J Cancer 2021; 12(14):4307-4321. doi:10.7150/jca.54637

Review

Impact of cholesterol-pathways on breast cancer development, a metabolic landscape

Alina González-Ortiz#, Octavio Galindo-Hernández, Gerson N. Hernández-Acevedo, Gustavo Hurtado-Ureta, Victor García-González

Departamento de Bioquímica, Facultad de Medicina Mexicali, Universidad Autónoma de Baja California, 21000 Mexicali, México.
#Medical degree student.

This is an open access article distributed under the terms of the Creative Commons Attribution License (https://creativecommons.org/licenses/by/4.0/). See http://ivyspring.com/terms for full terms and conditions.
Citation:
González-Ortiz A, Galindo-Hernández O, Hernández-Acevedo GN, Hurtado-Ureta G, García-González V. Impact of cholesterol-pathways on breast cancer development, a metabolic landscape. J Cancer 2021; 12(14):4307-4321. doi:10.7150/jca.54637. Available from https://www.jcancer.org/v12p4307.htm

File import instruction

Abstract

ApoB-lipoproteins and their components modulate intracellular metabolism and have been associated with the development of neoplastic phenomena, such as proliferation, anchorage-independent growth, epithelial-mesenchymal transition, and cancer invasion. In cancer cells, the modulation of targets that regulate cholesterol metabolism, such as synthesis de novo, endocytosis, and oxidation, are contributing factors to cancer development. While mechanisms associated with sterol regulatory element-binding protein 2 (SREBP-2)/mevalonate, the low-density lipoprotein receptor (LDL-R) and liver X receptor (LXR) have been linked with tumor growth; metabolites derived from cholesterol-oxidation, such as oxysterols and epoxy-cholesterols, also have been described as tumor processes-inducers.
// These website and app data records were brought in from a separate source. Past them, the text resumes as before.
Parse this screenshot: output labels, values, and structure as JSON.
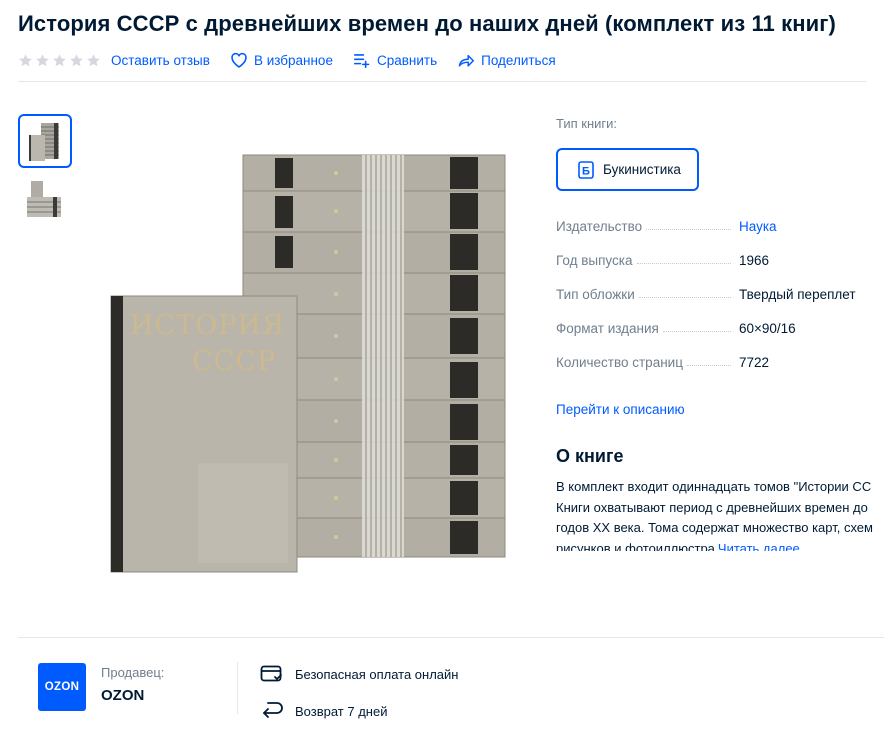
{
  "product": {
    "title": "История СССР с древнейших времен до наших дней (комплект из 11 книг)"
  },
  "actions": {
    "rating_stars": 0,
    "review": "Оставить отзыв",
    "favorite": "В избранное",
    "compare": "Сравнить",
    "share": "Поделиться"
  },
  "gallery": {
    "cover_title_line1": "ИСТОРИЯ",
    "cover_title_line2": "СССР"
  },
  "book_type": {
    "label": "Тип книги:",
    "selected": "Букинистика",
    "chip_letter": "Б"
  },
  "specs": [
    {
      "key": "Издательство",
      "value": "Наука",
      "link": true
    },
    {
      "key": "Год выпуска",
      "value": "1966",
      "link": false
    },
    {
      "key": "Тип обложки",
      "value": "Твердый переплет",
      "link": false
    },
    {
      "key": "Формат издания",
      "value": "60×90/16",
      "link": false
    },
    {
      "key": "Количество страниц",
      "value": "7722",
      "link": false
    }
  ],
  "goto_description": "Перейти к описанию",
  "about": {
    "heading": "О книге",
    "lines": [
      "В комплект входит одиннадцать томов \"Истории СС",
      "Книги охватывают период с древнейших времен до",
      "годов XX века. Тома содержат множество карт, схем",
      "рисунков и фотоиллюстра"
    ],
    "read_more": "Читать далее"
  },
  "seller": {
    "label": "Продавец:",
    "name": "OZON",
    "logo_text": "OZON"
  },
  "perks": {
    "payment": "Безопасная оплата онлайн",
    "return": "Возврат 7 дней"
  },
  "colors": {
    "accent": "#005bff",
    "text": "#001a34",
    "muted": "#707f8d"
  }
}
From this notion, we perform an analysis of the role of lipoproteins, their association with intracellular cholesterol metabolism, and the impact of these conditions on breast cancer development, mechanisms that can be shared during atherogenesis promoted mainly by LDL. Pathways connecting plasma dyslipidemias in conjunction with the effect of cholesterol-derived metabolites on intracellular mechanisms and cellular plasticity phenomena could provide new approaches to elucidate the triggering factors of carcinogenesis, conditions that could be considered in the development of new therapeutic approaches.

Keywords: breast cancer, plasmatic lipoproteins, SREBP-2/mevalonate pathway, oxysterols, epoxy-cholesterols